Exercise objective
Could you return the full listing below exactly as it appears?
[Records for this task Boundary: Start]
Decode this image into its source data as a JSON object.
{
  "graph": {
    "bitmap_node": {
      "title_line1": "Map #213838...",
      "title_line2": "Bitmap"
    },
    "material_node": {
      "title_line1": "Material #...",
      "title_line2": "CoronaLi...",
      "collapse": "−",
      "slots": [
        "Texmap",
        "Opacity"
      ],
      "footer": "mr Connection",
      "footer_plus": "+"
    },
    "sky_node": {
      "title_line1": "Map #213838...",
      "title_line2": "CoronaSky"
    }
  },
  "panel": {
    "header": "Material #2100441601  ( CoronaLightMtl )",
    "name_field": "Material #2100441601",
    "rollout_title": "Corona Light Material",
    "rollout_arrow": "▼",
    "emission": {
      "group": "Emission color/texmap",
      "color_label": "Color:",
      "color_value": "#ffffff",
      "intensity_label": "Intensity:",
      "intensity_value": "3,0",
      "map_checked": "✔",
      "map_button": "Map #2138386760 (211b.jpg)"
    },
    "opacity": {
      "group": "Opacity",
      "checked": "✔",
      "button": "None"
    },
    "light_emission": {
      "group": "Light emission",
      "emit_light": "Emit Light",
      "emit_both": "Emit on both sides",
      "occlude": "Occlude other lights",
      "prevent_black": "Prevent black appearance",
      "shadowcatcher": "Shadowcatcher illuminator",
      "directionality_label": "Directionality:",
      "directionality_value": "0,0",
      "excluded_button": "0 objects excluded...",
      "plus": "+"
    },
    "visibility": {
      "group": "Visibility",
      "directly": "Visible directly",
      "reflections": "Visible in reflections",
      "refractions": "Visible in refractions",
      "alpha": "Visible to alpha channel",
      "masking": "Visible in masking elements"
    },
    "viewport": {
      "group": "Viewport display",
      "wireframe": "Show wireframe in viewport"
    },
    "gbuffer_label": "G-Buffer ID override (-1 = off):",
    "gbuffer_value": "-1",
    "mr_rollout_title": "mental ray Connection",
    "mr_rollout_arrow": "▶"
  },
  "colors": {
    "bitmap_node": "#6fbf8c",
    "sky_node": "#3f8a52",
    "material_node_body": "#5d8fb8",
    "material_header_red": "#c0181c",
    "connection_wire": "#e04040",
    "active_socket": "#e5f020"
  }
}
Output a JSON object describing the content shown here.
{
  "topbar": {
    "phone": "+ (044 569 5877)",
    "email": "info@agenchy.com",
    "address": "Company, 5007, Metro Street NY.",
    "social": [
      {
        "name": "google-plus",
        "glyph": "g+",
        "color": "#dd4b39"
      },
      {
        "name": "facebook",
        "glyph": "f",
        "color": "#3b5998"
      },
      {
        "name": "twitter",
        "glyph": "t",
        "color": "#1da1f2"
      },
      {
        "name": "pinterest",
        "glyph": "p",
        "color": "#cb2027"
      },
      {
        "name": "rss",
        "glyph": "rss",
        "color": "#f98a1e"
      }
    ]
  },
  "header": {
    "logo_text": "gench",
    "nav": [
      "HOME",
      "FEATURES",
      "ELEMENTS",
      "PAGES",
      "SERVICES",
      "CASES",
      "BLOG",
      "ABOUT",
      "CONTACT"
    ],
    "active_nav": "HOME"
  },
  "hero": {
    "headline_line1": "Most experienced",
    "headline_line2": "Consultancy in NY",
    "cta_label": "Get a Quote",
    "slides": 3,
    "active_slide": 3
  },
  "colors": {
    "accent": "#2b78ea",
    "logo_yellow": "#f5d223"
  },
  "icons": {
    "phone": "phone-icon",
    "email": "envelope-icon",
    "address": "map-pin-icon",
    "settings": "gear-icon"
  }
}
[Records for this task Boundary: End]
Output of the exercise
Decode this image into its source data as a JSON object.
{
  "graph": {
    "bitmap_node": {
      "title_line1": "Map #213838...",
      "title_line2": "Bitmap"
    },
    "material_node": {
      "title_line1": "Material #...",
      "title_line2": "CoronaLi...",
      "collapse": "−",
      "slots": [
        "Texmap",
        "Opacity"
      ],
      "footer": "mr Connection",
      "footer_plus": "+"
    },
    "sky_node": {
      "title_line1": "Map #213838...",
      "title_line2": "CoronaSky"
    }
  },
  "panel": {
    "header": "Material #2100441601  ( CoronaLightMtl )",
    "name_field": "Material #2100441601",
    "rollout_title": "Corona Light Material",
    "rollout_arrow": "▼",
    "emission": {
      "group": "Emission color/texmap",
      "color_label": "Color:",
      "color_value": "#ffffff",
      "intensity_label": "Intensity:",
      "intensity_value": "3,0",
      "map_checked": "✔",
      "map_button": "Map #2138386760 (211b.jpg)"
    },
    "opacity": {
      "group": "Opacity",
      "checked": "✔",
      "button": "None"
    },
    "light_emission": {
      "group": "Light emission",
      "emit_light": "Emit Light",
      "emit_both": "Emit on both sides",
      "occlude": "Occlude other lights",
      "prevent_black": "Prevent black appearance",
      "shadowcatcher": "Shadowcatcher illuminator",
      "directionality_label": "Directionality:",
      "directionality_value": "0,0",
      "excluded_button": "0 objects excluded...",
      "plus": "+"
    },
    "visibility": {
      "group": "Visibility",
      "directly": "Visible directly",
      "reflections": "Visible in reflections",
      "refractions": "Visible in refractions",
      "alpha": "Visible to alpha channel",
      "masking": "Visible in masking elements"
    },
    "viewport": {
      "group": "Viewport display",
      "wireframe": "Show wireframe in viewport"
    },
    "gbuffer_label": "G-Buffer ID override (-1 = off):",
    "gbuffer_value": "-1",
    "mr_rollout_title": "mental ray Connection",
    "mr_rollout_arrow": "▶"
  },
  "colors": {
    "bitmap_node": "#6fbf8c",
    "sky_node": "#3f8a52",
    "material_node_body": "#5d8fb8",
    "material_header_red": "#c0181c",
    "connection_wire": "#e04040",
    "active_socket": "#e5f020"
  }
}
Output a JSON object describing the content shown here.
{
  "topbar": {
    "phone": "+ (044 569 5877)",
    "email": "info@agenchy.com",
    "address": "Company, 5007, Metro Street NY.",
    "social": [
      {
        "name": "google-plus",
        "glyph": "g+",
        "color": "#dd4b39"
      },
      {
        "name": "facebook",
        "glyph": "f",
        "color": "#3b5998"
      },
      {
        "name": "twitter",
        "glyph": "t",
        "color": "#1da1f2"
      },
      {
        "name": "pinterest",
        "glyph": "p",
        "color": "#cb2027"
      },
      {
        "name": "rss",
        "glyph": "rss",
        "color": "#f98a1e"
      }
    ]
  },
  "header": {
    "logo_text": "gench",
    "nav": [
      "HOME",
      "FEATURES",
      "ELEMENTS",
      "PAGES",
      "SERVICES",
      "CASES",
      "BLOG",
      "ABOUT",
      "CONTACT"
    ],
    "active_nav": "HOME"
  },
  "hero": {
    "headline_line1": "Most experienced",
    "headline_line2": "Consultancy in NY",
    "cta_label": "Get a Quote",
    "slides": 3,
    "active_slide": 3
  },
  "colors": {
    "accent": "#2b78ea",
    "logo_yellow": "#f5d223"
  },
  "icons": {
    "phone": "phone-icon",
    "email": "envelope-icon",
    "address": "map-pin-icon",
    "settings": "gear-icon"
  }
}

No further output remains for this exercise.